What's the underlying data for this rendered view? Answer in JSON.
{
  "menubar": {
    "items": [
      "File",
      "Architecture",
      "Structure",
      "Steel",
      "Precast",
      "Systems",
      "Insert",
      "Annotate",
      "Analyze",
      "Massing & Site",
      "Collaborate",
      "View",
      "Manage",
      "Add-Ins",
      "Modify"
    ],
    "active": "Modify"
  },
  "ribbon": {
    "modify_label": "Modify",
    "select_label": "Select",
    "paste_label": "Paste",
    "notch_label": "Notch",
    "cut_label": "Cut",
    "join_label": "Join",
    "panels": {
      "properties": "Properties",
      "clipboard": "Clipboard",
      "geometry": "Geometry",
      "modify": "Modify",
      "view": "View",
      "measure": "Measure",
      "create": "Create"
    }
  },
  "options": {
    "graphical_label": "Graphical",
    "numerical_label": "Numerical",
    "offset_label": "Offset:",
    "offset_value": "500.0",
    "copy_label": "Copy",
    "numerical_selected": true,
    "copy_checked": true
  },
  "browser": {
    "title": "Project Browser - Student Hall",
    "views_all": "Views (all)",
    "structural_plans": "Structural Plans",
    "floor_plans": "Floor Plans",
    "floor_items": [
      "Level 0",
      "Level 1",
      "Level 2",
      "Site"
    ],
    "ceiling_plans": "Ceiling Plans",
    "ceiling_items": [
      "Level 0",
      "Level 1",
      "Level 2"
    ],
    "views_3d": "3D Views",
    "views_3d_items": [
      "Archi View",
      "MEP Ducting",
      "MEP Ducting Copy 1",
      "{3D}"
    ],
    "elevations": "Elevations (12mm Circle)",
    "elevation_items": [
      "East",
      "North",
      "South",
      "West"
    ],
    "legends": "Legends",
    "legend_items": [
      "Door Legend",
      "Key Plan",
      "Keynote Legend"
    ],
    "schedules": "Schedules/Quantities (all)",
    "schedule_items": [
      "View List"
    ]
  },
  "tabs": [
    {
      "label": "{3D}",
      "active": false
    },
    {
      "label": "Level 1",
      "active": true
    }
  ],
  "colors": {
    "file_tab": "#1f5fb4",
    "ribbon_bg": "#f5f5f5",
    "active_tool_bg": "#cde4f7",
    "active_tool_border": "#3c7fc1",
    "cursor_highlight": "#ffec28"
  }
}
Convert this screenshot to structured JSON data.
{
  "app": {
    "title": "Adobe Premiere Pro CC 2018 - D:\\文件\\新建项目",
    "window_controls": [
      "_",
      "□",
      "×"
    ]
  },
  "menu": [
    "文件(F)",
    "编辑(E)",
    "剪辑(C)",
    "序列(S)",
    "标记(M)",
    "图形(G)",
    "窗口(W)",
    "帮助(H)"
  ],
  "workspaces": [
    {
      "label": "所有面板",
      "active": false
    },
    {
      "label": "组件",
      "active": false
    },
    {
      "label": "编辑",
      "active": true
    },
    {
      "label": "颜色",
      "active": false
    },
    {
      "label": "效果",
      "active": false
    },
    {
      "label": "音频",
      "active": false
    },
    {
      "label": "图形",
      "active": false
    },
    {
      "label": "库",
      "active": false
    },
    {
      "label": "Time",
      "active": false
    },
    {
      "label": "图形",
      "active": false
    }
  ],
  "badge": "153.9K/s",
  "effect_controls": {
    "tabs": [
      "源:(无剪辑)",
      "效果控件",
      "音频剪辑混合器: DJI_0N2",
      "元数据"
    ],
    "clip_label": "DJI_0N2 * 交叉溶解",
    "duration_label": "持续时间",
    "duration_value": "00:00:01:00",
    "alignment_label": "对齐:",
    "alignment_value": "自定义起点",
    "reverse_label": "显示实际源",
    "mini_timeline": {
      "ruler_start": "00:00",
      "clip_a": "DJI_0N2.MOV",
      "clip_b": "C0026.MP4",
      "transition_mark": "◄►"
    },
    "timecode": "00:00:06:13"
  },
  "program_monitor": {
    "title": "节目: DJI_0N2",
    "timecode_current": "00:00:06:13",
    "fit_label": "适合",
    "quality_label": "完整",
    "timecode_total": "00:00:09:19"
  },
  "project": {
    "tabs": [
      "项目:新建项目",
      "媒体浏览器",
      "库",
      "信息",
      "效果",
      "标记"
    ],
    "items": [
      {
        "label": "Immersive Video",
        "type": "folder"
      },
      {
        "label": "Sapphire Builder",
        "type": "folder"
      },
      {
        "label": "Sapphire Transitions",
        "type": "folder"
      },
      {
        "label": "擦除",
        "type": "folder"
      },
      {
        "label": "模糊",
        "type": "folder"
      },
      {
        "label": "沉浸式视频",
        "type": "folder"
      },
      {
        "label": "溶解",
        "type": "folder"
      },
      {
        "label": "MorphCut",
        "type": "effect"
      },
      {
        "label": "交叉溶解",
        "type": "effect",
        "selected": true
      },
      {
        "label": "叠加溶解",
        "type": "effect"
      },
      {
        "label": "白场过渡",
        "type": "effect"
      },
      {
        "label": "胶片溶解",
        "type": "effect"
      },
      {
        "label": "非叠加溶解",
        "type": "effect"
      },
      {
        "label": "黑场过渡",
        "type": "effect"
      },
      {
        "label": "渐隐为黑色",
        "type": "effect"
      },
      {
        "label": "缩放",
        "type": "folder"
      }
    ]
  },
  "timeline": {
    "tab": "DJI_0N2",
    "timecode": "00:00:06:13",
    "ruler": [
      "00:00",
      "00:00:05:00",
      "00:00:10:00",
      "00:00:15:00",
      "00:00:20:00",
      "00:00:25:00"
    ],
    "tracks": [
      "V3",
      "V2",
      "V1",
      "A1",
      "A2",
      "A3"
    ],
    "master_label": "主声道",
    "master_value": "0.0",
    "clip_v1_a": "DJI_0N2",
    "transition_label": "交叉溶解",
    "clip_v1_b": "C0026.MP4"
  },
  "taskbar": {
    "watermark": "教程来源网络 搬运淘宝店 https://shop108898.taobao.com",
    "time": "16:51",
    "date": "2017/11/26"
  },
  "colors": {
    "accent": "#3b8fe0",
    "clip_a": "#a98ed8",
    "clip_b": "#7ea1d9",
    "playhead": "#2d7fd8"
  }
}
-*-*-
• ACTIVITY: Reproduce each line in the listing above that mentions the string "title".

• WRITTEN RESPONSE:
    "title": "Project Browser - Student Hall",
    "title": "Adobe Premiere Pro CC 2018 - D:\\文件\\新建项目",
    "title": "节目: DJI_0N2",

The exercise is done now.